Web Design Trends That Ruled the Roost in 2016 (And What’s To Come In 2017)

Almost 40% of people in the world have an internet connection in 2016. To put that in perspective, it was only 1% in 1995. In fact, more than 80% of Americans have internet access. As such, the debate is no longer about whether it pays to have a website; instead, the focus has now shifted to what a website should do.

Eventually, every business wants to see more conversions from its website. To do that, it’s important to understand the prevailing trends and how users are responding to them. As someone who deals in web design day in and day out while running a company that designs user experiences, I’m offering my two cents on what will stay — and what will make its way out — in 2017.

Flat Design Is Here To Stay

Google introduced material designing, which relies on grid-based layouts, effects such as lighting and shadows to create depth, as well as responsive transitions. As smartphones continue to become ubiquitous and more aesthetically pleasing, users will expect the same from websites — especially from mobile design. Material designing allows for a more comfortable, confident experience that can lead to more conversions. Material design takes inspiration from ink and paper to create visual cues that are more realistic in nature. There is a definite hierarchy amongst design elements that include space, color, typography, grids and imagery.

Micro-Interactions Are Trending
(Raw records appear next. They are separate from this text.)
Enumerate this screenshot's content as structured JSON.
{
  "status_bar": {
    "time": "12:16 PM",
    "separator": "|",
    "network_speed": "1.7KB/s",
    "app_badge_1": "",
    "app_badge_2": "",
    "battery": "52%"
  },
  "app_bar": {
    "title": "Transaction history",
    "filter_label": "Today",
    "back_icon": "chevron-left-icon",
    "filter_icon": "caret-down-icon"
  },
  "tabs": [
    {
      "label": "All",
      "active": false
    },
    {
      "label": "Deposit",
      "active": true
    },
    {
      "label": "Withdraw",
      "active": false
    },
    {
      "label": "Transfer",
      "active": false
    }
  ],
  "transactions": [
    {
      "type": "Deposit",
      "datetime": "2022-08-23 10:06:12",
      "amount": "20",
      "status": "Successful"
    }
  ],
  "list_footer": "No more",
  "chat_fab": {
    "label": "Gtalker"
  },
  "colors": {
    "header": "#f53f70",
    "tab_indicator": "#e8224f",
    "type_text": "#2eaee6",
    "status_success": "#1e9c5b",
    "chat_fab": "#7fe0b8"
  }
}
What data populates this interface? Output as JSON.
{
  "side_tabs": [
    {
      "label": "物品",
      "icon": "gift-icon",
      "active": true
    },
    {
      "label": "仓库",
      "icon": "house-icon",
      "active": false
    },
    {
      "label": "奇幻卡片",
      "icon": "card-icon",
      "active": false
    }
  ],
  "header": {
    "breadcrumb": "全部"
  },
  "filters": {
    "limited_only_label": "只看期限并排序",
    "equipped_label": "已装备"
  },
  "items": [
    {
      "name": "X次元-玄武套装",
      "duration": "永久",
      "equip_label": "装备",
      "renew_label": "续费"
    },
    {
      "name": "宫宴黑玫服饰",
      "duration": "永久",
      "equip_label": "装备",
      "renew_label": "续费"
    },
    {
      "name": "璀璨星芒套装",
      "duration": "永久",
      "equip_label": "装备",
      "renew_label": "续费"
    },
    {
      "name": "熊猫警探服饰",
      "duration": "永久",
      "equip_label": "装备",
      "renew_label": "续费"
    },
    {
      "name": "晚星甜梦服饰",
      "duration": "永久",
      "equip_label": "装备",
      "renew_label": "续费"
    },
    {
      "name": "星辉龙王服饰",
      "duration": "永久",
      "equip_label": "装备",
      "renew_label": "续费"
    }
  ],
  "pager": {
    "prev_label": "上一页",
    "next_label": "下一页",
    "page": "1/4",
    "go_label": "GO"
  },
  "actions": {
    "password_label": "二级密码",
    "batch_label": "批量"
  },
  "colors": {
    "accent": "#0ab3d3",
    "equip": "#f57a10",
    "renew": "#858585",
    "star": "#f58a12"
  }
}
The whole idea of modern web design is to somehow keep users engaged so they spend more time on your platform. That’s where interaction design and micro-interactions come in. Micro-interactions are interactions within an interaction. For instance, visiting a social networking site is a macro-interaction; logging in to your account on the website is a micro-interaction. The best example of a micro-interaction is Facebook’s launch of new reactions. You can now do more than just “like” posts on Facebook.

For micro-interactions to be successful, it’s important that they aren’t too cumbersome. They should not hinder the browsing experience. Apple’s foray into force touch and other gestures with the iPhone has opened up several possibilities for engaging user experience design. Other smartphone companies are expected to follow suit, which means micro-interactions could be a game changer.

For instance, as force touch becomes ubiquitous, UX designers could build apps and games that feel more realistic. Consider an app that lets you use your smartphone to control the thermostat at your place. Force touch can be used to make it seem like you are turning knobs on an actual thermostat. That’s just one creative possibility to build micro-interactions that elevate the overall experience.

Familiarity Is Not All Bad

Flat designs, premium marketplace themes and responsive interfaces have meant that most websites today look like clones of one another. However, that is not necessarily a bad thing: After all, familiarity creates confidence. That said, de-linearity is expected to be the norm in 2017 when it comes to the user’s journey. As users mature, they are likely to expect more decision-making autonomy instead of just jumping from one screen to the next. De-linear design gives you choices to make at each step, which gives you a sense of control. For example, the interface for the transportation app Uber is a linear journey: You set the pickup location, get the ETA, pay the driver and rate your ride. You could delineate Uber by allowing users to choose a driver or choose a car.

User Anxiety Is A Factor

Users are momentarily left in the dark after clicking a link as they wait for the next screen to load. High load times can trigger anxiety, which can drive the user away from a website. In terms of interaction design, this is called interstitial anxiety. The remedy for this is to create transition elements that alleviate the feeling of the “unknown.” For instance, a quick preview of the next page is shown, both to entice the user and to instill confidence.

The trend is already being used by intelligent interaction designers and is expected to become mainstream in 2017. In fact, the trend could neatly tie in with a 2015 finding that users are willing to wait longer for web pages to load as long as there is the promise of quality content. While the general advice is to have page load times as low as possible, maybe reducing them only slightly in exchange for more complex design elements can help increase engagement on websites. The key is to get the transition right; a simple progress bar won’t work.

Responsiveness Is Mandatory

This one is a no-brainer. More people are accessing the web through mobile devices than ever before. Different screen sizes and operating environments make responsive design a necessity today rather than an option. Google penalizes websites that aren’t mobile-friendly. That’s just one reason why you should hire an intelligent designer who understands the ins and outs of mobile responsiveness. Take this Google test to find out if you have a mobile-friendly website or not.

Google Maps, for example, nails responsiveness. The website is exactly same as the app, and the two even offer the same level of agility and control. BuzzFeed is another brand that has a superb, responsive website. Given that a lot of BuzzFeed’s users access the viral news site on mobile devices, it was imperative for BuzzFeed to create a seamless mobile experience.

Whether 2017 will see age-responsiveness is debatable. An age-responsive website would render differently for an 8-year-old than for an 80-year-old. Given that internet adoption rates in the U.S. are highest for those between the ages of 18 and 29, it remains to be seen if companies will be willing to make that extra effort. That said, with virtual reality finally picking up, 2017 can be an exciting time for UX designers.